::: Materials provided :::

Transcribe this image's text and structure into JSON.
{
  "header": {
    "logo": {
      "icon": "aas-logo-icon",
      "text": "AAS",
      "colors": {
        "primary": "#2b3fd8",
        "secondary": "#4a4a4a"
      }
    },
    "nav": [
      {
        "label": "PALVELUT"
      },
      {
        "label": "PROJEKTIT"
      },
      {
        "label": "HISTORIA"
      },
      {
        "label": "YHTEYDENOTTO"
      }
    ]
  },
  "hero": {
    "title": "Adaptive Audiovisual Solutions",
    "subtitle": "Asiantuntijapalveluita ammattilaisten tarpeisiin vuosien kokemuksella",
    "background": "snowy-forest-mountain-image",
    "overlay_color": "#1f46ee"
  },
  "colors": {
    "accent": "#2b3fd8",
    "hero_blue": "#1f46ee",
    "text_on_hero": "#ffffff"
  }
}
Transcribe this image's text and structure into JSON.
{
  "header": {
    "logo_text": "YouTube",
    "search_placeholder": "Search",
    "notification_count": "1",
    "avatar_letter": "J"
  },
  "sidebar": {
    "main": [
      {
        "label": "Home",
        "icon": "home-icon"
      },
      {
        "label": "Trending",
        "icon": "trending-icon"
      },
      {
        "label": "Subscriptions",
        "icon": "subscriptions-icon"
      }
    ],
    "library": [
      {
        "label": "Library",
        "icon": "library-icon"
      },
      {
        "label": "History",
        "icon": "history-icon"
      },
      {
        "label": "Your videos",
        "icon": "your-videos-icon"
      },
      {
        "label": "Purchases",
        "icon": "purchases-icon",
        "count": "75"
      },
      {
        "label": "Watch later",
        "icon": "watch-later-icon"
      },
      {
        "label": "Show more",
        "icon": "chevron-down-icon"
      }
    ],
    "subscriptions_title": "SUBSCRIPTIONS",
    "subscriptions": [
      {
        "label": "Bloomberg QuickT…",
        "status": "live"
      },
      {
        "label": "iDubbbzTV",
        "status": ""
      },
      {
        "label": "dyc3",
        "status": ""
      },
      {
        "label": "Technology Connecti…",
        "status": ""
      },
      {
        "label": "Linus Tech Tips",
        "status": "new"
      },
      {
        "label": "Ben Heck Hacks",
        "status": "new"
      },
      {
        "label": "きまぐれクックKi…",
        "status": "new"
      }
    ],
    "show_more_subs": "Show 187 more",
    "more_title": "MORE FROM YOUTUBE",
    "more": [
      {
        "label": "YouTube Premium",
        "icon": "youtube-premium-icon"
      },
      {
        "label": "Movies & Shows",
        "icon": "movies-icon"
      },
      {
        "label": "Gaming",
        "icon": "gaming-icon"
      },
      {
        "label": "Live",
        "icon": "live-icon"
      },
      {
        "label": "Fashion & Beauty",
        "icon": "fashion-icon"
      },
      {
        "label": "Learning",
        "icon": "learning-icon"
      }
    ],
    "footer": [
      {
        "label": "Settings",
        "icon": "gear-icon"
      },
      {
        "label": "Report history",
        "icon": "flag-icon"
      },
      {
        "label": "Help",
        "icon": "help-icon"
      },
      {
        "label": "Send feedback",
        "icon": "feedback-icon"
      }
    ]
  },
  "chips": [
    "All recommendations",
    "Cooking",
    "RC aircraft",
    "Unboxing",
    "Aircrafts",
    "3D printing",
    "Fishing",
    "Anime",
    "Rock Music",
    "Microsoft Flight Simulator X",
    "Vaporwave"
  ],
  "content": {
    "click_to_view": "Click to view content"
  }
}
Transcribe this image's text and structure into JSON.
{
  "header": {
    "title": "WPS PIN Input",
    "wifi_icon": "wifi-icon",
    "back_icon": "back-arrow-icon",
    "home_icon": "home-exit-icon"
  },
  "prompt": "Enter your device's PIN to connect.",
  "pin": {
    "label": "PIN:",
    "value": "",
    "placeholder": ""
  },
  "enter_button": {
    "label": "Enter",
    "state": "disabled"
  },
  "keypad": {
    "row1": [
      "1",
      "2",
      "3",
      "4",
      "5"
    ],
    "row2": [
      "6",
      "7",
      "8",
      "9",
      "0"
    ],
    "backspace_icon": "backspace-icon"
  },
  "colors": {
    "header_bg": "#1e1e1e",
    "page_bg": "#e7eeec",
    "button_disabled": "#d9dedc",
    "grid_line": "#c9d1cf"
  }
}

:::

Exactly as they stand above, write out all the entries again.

■ Solution for this exercise:
Transcribe this image's text and structure into JSON.
{
  "header": {
    "logo": {
      "icon": "aas-logo-icon",
      "text": "AAS",
      "colors": {
        "primary": "#2b3fd8",
        "secondary": "#4a4a4a"
      }
    },
    "nav": [
      {
        "label": "PALVELUT"
      },
      {
        "label": "PROJEKTIT"
      },
      {
        "label": "HISTORIA"
      },
      {
        "label": "YHTEYDENOTTO"
      }
    ]
  },
  "hero": {
    "title": "Adaptive Audiovisual Solutions",
    "subtitle": "Asiantuntijapalveluita ammattilaisten tarpeisiin vuosien kokemuksella",
    "background": "snowy-forest-mountain-image",
    "overlay_color": "#1f46ee"
  },
  "colors": {
    "accent": "#2b3fd8",
    "hero_blue": "#1f46ee",
    "text_on_hero": "#ffffff"
  }
}
Transcribe this image's text and structure into JSON.
{
  "header": {
    "logo_text": "YouTube",
    "search_placeholder": "Search",
    "notification_count": "1",
    "avatar_letter": "J"
  },
  "sidebar": {
    "main": [
      {
        "label": "Home",
        "icon": "home-icon"
      },
      {
        "label": "Trending",
        "icon": "trending-icon"
      },
      {
        "label": "Subscriptions",
        "icon": "subscriptions-icon"
      }
    ],
    "library": [
      {
        "label": "Library",
        "icon": "library-icon"
      },
      {
        "label": "History",
        "icon": "history-icon"
      },
      {
        "label": "Your videos",
        "icon": "your-videos-icon"
      },
      {
        "label": "Purchases",
        "icon": "purchases-icon",
        "count": "75"
      },
      {
        "label": "Watch later",
        "icon": "watch-later-icon"
      },
      {
        "label": "Show more",
        "icon": "chevron-down-icon"
      }
    ],
    "subscriptions_title": "SUBSCRIPTIONS",
    "subscriptions": [
      {
        "label": "Bloomberg QuickT…",
        "status": "live"
      },
      {
        "label": "iDubbbzTV",
        "status": ""
      },
      {
        "label": "dyc3",
        "status": ""
      },
      {
        "label": "Technology Connecti…",
        "status": ""
      },
      {
        "label": "Linus Tech Tips",
        "status": "new"
      },
      {
        "label": "Ben Heck Hacks",
        "status": "new"
      },
      {
        "label": "きまぐれクックKi…",
        "status": "new"
      }
    ],
    "show_more_subs": "Show 187 more",
    "more_title": "MORE FROM YOUTUBE",
    "more": [
      {
        "label": "YouTube Premium",
        "icon": "youtube-premium-icon"
      },
      {
        "label": "Movies & Shows",
        "icon": "movies-icon"
      },
      {
        "label": "Gaming",
        "icon": "gaming-icon"
      },
      {
        "label": "Live",
        "icon": "live-icon"
      },
      {
        "label": "Fashion & Beauty",
        "icon": "fashion-icon"
      },
      {
        "label": "Learning",
        "icon": "learning-icon"
      }
    ],
    "footer": [
      {
        "label": "Settings",
        "icon": "gear-icon"
      },
      {
        "label": "Report history",
        "icon": "flag-icon"
      },
      {
        "label": "Help",
        "icon": "help-icon"
      },
      {
        "label": "Send feedback",
        "icon": "feedback-icon"
      }
    ]
  },
  "chips": [
    "All recommendations",
    "Cooking",
    "RC aircraft",
    "Unboxing",
    "Aircrafts",
    "3D printing",
    "Fishing",
    "Anime",
    "Rock Music",
    "Microsoft Flight Simulator X",
    "Vaporwave"
  ],
  "content": {
    "click_to_view": "Click to view content"
  }
}
Transcribe this image's text and structure into JSON.
{
  "header": {
    "title": "WPS PIN Input",
    "wifi_icon": "wifi-icon",
    "back_icon": "back-arrow-icon",
    "home_icon": "home-exit-icon"
  },
  "prompt": "Enter your device's PIN to connect.",
  "pin": {
    "label": "PIN:",
    "value": "",
    "placeholder": ""
  },
  "enter_button": {
    "label": "Enter",
    "state": "disabled"
  },
  "keypad": {
    "row1": [
      "1",
      "2",
      "3",
      "4",
      "5"
    ],
    "row2": [
      "6",
      "7",
      "8",
      "9",
      "0"
    ],
    "backspace_icon": "backspace-icon"
  },
  "colors": {
    "header_bg": "#1e1e1e",
    "page_bg": "#e7eeec",
    "button_disabled": "#d9dedc",
    "grid_line": "#c9d1cf"
  }
}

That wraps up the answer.